Back on Brexit Day in 2020, the BBC provoked ire by screening a compilation episode of Horrible Histories that dared to suggest that Great Britain wasn’t all that great, actually. It put all of the right noses out of joint (Andrew Neil, Piers Morgan, the Daily Mail), so it’s gratifying to see that with Barmy Britain – fresh from a London run – the Horrible Histories crew are very much doubling down.
The two-man stage show is a characteristically anarchic romp through time, a timely corrective to the nationalist narrative, not so much portraying a history of the great and the good, wise and benevolent monarchs and glorious military victories as a procession of sadistic power-crazed egomaniacs, grasping opportunists and inbred cranks. Tales of hubris, idiocy and bizarre behaviour abound. Along the way, we learn of the Scots’ ill-fated attempt to set up a colony in Panama in the late 17th century – a move that practically bankrupted the country and led to forfeiting independence from England – and meet Edward Jones, the teenager who repeatedly broke into Buckingham Palace for a look around Queen Victoria’s gaff.
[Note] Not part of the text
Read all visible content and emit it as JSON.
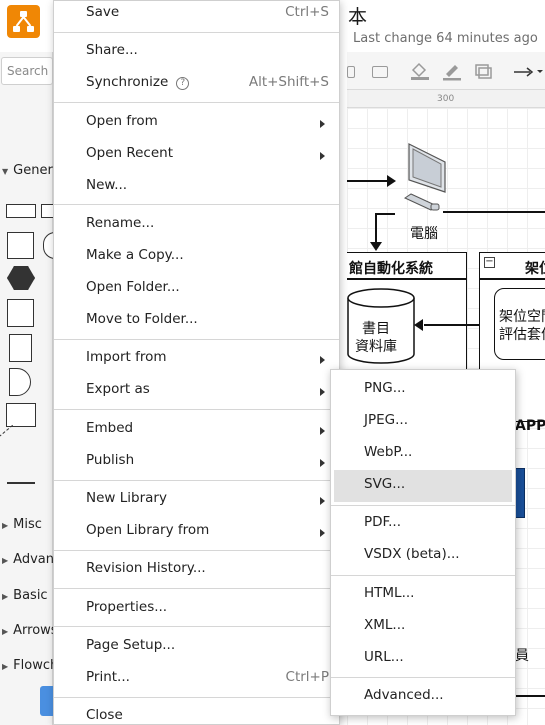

This being Horrible Histories, there are some sharply observed parodies – of Top Gear and The Apprentice, in particular – and lots of songs (though, sadly, none that are quite of the quality of the TV show’s reworked versions). And, of course, there’s plenty of grisly, gory detail and toilet humour for the younger members of the audience to enjoy. Naturally, nothing raises a louder laugh than courtier Richard de Vere, 17th Earl Of Oxford, bending to kiss Elizabeth I’s hand and emitting an extremely long, squelchy and multi-tonal fart.
The show’s irreverence extends to the present day too, with mockery of the government and the current king and sly references to Prince Andrew’s predilection for visiting the Woking branch of Pizza Express. It effectively baits/trolls those who tediously complain that the TV programme is guilty of promoting a woke agenda and rewriting history, unaware or unwilling to acknowledge that it’s simply adopting a more honest and less blinkered perspective on both the past and the present.
Primarily aimed at children though it may be, Barmy Britain has a deliciously subversive satirical streak disguised behind the silliness – one that, with the Tories once again drunk on jingoism and exceptionalism, underlines the fact that Horrible Histories is a national institution actually worth celebrating.
Horrible Histories: Barmy Britain, Sherman Theatre, Cardiff, Sat 23 Sept
words BEN WOOLHEAD